    Should I hold off and hope she picks it up there?

    I have heard its hard for girls to play without language and that 7 is a hard age since the language is established but still developing so then the comprehension for a seconed is limited.

    thoughts on this?
    I'd love advice!

  5. I agree with the no-pressure approach, particularly if you've been on the field less than 6 months! We put our boy into a pre-school for a month on the tail end of the school year after being here just 1 month, and it was a mistake! The poor kid was riddled with anxiety.

    He was ready for it a year later.

    I think friendships and playdates are the best. What worked for me was getting together often with mothers and their kids.

    Also I think children's learning quickly can be a myth...They learn well, but it takes them a while too because they don't have our adult strategies. Just my opinion. :-)

    1. I remember you saying that before Olive...and how your husband was in school for a whole year in the states before he really understood. It's good to keep in mind...

  6. so, semi success today with Sunday school!! He fought going, but last night we had talked about what happens that he likes and gave him key vocabulary words and he used them all on his own! I also went with him and sat with him the whole class. It was much better than it has been, but we still have a long way to go. I also talked with our pastor's wife today about it and she prayed for Elliot, that God would open his ears and his mouth to Spanish. So sweet! And I do believe there is a spiritual element to this too! thanks for all the advice ladies!!

  7. we put our kids in local schools and had lots of people in the house that spoke french - but we never required or demanded it. some of our children preferred that we do their homework in french. others didn't, but were clearly learning the language and communicating at school. their teachers at school were also excellent about not pressuring them to talk. eventually, their desire to communicate with friends and with people they liked won them over, even our most reluctant children.

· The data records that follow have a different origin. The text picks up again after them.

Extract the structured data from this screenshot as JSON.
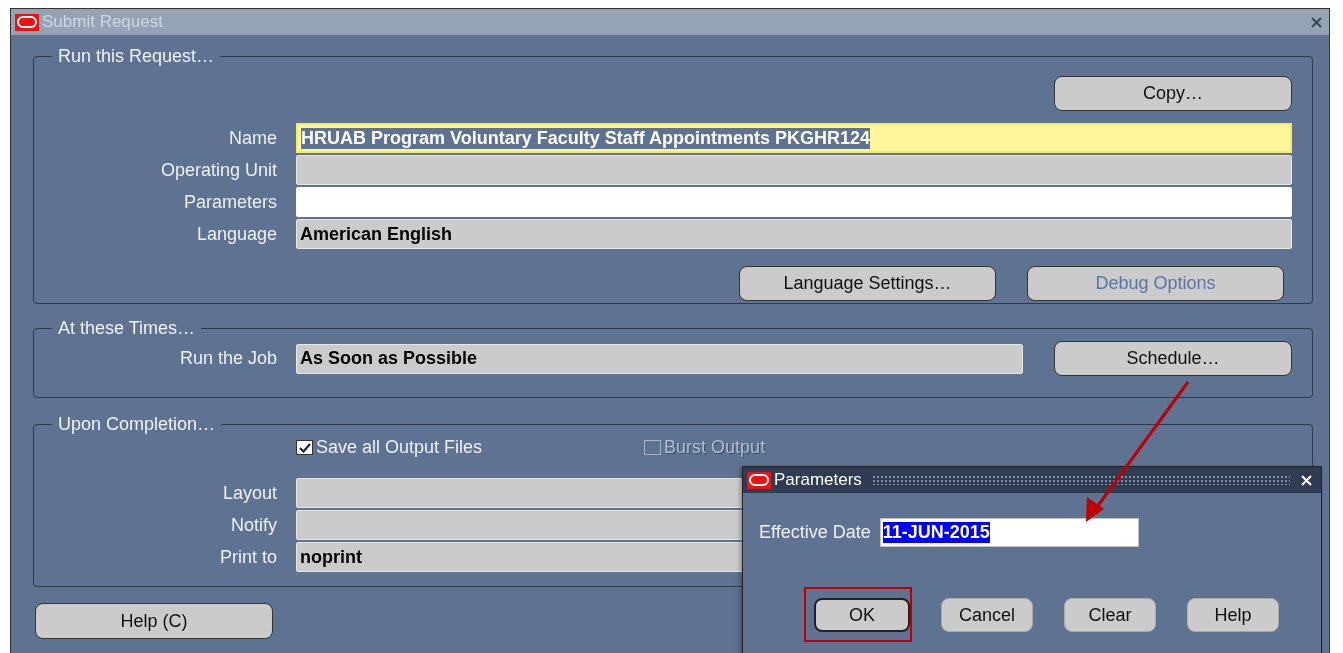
{
  "window": {
    "title": "Submit Request"
  },
  "run_request": {
    "legend": "Run this Request…",
    "copy_button": {
      "label": "Copy…"
    },
    "fields": [
      {
        "label": "Name",
        "value": "HRUAB Program Voluntary Faculty Staff Appointments PKGHR124",
        "kind": "focused"
      },
      {
        "label": "Operating Unit",
        "kind": "readonly"
      },
      {
        "label": "Parameters",
        "kind": "editable"
      },
      {
        "label": "Language",
        "value": "American English",
        "kind": "readonly"
      }
    ],
    "buttons": [
      {
        "label": "Language Settings…",
        "disabled": false
      },
      {
        "label": "Debug Options",
        "disabled": true
      }
    ]
  },
  "times": {
    "legend": "At these Times…",
    "run_job": {
      "label": "Run the Job",
      "value": "As Soon as Possible"
    },
    "schedule_button": {
      "label": "Schedule…"
    }
  },
  "completion": {
    "legend": "Upon Completion…",
    "checkboxes": [
      {
        "label": "Save all Output Files",
        "checked": true,
        "disabled": false
      },
      {
        "label": "Burst Output",
        "checked": false,
        "disabled": true
      }
    ],
    "fields": [
      {
        "label": "Layout",
        "kind": "readonly"
      },
      {
        "label": "Notify",
        "kind": "readonly"
      },
      {
        "label": "Print to",
        "value": "noprint",
        "kind": "readonly"
      }
    ]
  },
  "help_button": {
    "label": "Help (C)"
  },
  "dialog": {
    "title": "Parameters",
    "field": {
      "label": "Effective Date",
      "value": "11-JUN-2015",
      "selected": true
    },
    "buttons": [
      {
        "label": "OK",
        "default": true
      },
      {
        "label": "Cancel",
        "default": false
      },
      {
        "label": "Clear",
        "default": false
      },
      {
        "label": "Help",
        "default": false
      }
    ]
  }
}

    i also translated/helped in some situations the way phyllis described.